## RECORDS PROVIDED
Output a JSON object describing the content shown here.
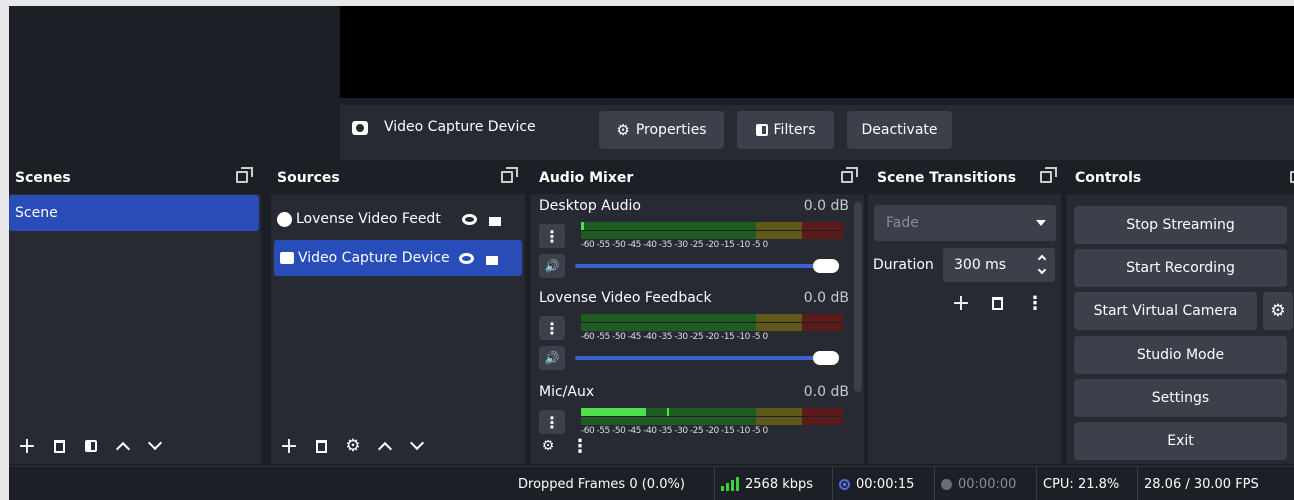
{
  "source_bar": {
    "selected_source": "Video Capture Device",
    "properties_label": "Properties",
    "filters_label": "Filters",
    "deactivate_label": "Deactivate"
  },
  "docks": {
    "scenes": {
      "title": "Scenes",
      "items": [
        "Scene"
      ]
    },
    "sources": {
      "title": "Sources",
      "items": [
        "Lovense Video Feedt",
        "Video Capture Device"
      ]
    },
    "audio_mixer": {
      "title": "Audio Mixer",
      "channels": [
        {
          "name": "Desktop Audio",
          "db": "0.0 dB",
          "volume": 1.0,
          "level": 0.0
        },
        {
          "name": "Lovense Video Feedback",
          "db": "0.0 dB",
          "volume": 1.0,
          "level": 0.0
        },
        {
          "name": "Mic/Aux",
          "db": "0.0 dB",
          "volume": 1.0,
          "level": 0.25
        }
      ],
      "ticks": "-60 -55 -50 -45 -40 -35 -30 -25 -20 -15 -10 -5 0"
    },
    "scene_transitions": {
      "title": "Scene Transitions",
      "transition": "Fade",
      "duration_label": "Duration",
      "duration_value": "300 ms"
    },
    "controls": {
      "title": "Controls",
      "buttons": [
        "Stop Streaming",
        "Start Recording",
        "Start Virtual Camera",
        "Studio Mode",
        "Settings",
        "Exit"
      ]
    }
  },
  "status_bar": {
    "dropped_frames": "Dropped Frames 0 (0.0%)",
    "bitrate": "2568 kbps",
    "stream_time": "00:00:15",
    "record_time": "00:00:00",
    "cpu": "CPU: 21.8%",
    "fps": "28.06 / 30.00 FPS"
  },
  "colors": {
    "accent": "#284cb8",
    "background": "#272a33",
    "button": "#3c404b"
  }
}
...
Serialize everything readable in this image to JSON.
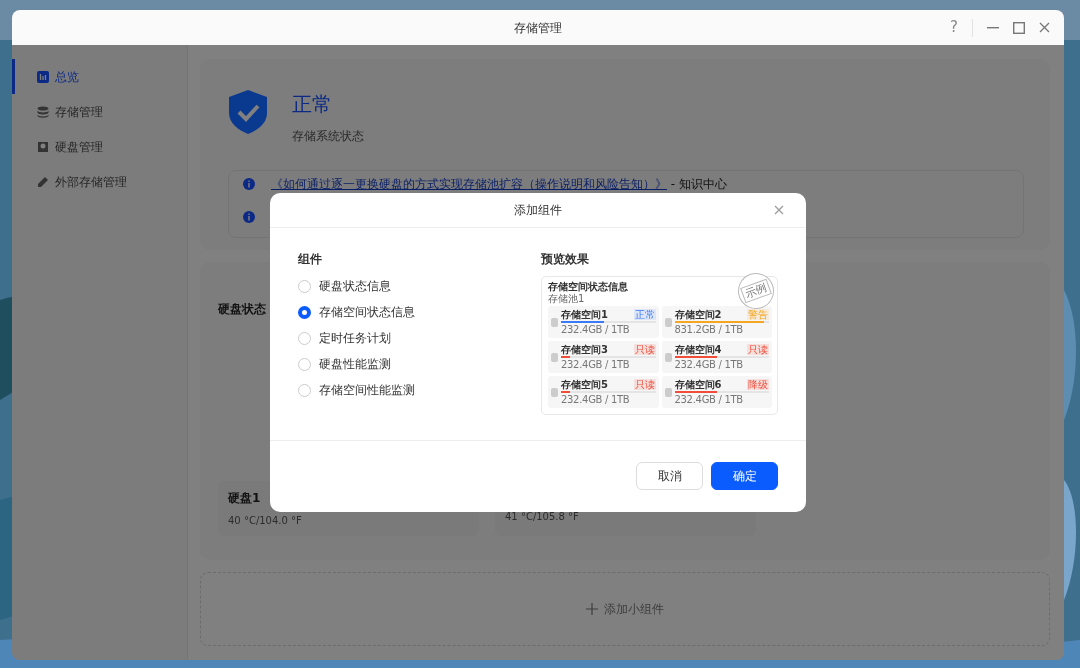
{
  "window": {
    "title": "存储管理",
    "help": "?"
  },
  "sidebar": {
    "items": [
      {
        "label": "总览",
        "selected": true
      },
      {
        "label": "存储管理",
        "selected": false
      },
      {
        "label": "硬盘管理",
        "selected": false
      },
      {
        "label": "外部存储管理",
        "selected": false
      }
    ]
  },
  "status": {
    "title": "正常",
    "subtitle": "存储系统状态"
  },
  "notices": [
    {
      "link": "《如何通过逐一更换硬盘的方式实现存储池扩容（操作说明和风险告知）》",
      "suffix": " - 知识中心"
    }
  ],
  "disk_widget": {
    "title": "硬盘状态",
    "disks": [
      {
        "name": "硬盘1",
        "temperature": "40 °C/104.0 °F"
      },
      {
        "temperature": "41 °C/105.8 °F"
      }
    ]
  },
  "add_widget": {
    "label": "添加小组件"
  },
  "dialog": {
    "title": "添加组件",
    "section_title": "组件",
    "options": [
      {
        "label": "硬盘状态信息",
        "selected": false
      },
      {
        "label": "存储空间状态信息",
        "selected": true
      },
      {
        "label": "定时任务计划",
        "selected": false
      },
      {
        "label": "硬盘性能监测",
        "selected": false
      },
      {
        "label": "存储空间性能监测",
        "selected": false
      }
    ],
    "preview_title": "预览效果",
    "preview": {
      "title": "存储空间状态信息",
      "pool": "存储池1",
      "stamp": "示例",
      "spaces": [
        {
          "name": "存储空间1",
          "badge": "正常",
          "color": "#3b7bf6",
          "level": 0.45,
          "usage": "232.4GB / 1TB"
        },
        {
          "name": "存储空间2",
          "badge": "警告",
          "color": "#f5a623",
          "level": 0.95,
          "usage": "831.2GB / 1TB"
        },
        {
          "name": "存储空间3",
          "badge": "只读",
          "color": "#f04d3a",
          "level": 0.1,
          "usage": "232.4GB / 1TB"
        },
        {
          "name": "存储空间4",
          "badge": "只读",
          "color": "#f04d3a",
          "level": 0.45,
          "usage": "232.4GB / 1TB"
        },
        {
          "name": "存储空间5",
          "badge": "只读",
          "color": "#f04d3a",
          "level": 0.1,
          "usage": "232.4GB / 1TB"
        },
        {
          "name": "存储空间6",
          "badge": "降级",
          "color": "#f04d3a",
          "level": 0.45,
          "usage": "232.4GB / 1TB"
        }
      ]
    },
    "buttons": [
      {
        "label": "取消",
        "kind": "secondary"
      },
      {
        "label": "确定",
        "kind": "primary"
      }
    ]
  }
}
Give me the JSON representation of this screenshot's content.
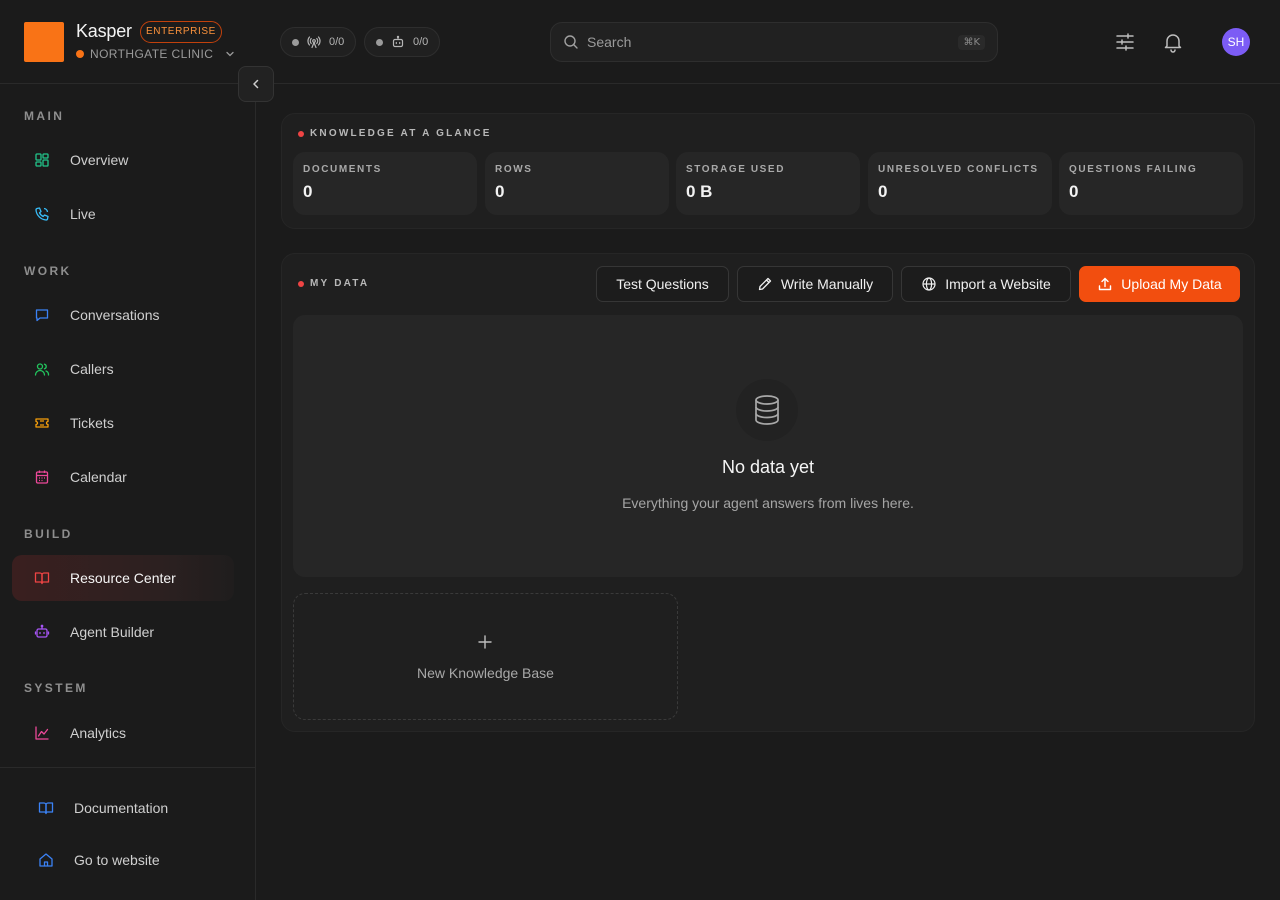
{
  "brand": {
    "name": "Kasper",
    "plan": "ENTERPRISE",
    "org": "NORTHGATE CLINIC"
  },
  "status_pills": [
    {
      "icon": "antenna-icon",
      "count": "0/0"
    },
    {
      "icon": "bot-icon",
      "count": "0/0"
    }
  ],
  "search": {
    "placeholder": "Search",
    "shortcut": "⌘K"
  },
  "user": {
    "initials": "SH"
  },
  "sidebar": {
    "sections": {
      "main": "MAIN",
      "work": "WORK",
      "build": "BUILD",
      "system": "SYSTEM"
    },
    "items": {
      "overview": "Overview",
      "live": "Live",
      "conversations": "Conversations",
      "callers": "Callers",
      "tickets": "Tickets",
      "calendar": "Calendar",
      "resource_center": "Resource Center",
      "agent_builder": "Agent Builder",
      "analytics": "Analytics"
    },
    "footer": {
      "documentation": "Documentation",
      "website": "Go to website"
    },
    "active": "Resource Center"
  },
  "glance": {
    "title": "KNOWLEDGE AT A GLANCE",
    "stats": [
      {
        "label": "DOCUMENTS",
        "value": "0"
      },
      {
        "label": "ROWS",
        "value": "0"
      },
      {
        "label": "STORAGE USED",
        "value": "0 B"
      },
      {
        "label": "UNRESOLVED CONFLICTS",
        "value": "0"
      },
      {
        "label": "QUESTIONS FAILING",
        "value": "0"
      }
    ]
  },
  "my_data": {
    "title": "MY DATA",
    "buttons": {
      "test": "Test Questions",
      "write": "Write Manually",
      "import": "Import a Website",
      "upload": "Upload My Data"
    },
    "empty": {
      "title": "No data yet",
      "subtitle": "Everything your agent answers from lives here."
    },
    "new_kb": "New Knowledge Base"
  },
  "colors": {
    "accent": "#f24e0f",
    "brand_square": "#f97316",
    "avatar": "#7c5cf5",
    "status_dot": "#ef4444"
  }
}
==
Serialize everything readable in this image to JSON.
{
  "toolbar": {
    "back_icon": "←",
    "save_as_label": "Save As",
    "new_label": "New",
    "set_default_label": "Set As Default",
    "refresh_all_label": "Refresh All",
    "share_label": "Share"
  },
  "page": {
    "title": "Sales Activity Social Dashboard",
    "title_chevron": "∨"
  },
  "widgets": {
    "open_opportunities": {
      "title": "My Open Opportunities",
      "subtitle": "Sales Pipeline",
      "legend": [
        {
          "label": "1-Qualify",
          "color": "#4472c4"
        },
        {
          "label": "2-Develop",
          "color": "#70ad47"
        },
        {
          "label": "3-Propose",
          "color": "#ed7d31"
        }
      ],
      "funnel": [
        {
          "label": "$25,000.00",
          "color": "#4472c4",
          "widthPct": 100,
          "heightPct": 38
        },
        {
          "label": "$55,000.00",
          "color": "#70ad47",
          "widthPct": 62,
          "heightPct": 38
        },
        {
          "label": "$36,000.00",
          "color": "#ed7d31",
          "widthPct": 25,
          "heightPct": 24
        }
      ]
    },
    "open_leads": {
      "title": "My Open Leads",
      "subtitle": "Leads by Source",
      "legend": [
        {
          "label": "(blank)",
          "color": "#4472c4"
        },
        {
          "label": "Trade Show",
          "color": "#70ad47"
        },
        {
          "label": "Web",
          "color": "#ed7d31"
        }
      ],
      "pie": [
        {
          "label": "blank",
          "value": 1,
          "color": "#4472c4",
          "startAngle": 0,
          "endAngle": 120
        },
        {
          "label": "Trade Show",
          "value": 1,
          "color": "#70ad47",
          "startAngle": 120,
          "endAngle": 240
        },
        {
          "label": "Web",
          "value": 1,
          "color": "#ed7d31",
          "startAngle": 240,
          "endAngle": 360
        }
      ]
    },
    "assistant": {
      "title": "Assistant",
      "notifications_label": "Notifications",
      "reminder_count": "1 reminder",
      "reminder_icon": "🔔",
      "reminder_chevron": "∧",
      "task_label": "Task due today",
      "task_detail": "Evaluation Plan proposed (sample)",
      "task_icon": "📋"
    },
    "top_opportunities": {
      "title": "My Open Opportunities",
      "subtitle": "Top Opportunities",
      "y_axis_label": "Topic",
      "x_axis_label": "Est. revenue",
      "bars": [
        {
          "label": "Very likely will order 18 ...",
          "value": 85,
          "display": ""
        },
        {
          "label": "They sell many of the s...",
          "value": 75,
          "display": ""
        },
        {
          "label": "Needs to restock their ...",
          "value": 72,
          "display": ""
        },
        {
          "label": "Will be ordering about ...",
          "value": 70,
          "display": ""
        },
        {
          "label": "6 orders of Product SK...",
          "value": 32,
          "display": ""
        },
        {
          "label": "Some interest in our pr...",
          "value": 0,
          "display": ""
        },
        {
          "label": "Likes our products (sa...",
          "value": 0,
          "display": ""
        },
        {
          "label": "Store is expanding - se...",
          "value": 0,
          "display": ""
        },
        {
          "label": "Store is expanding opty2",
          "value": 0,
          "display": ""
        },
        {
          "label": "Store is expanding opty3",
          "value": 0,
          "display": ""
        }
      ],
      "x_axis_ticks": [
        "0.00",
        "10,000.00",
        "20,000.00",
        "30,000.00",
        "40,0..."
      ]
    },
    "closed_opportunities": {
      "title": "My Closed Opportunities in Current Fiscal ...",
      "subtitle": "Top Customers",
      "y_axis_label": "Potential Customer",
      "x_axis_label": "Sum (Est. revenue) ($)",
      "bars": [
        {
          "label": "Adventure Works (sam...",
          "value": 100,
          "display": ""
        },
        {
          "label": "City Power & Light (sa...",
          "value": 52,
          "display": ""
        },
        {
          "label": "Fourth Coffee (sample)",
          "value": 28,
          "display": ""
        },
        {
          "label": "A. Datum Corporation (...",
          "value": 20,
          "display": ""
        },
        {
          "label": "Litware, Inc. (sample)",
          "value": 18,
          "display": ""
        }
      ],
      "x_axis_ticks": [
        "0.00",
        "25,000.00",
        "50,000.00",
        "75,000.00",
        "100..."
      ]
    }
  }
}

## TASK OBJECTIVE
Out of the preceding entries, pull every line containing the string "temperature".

## RESPONSE
        "temperature": "40 °C/104.0 °F"
        "temperature": "41 °C/105.8 °F"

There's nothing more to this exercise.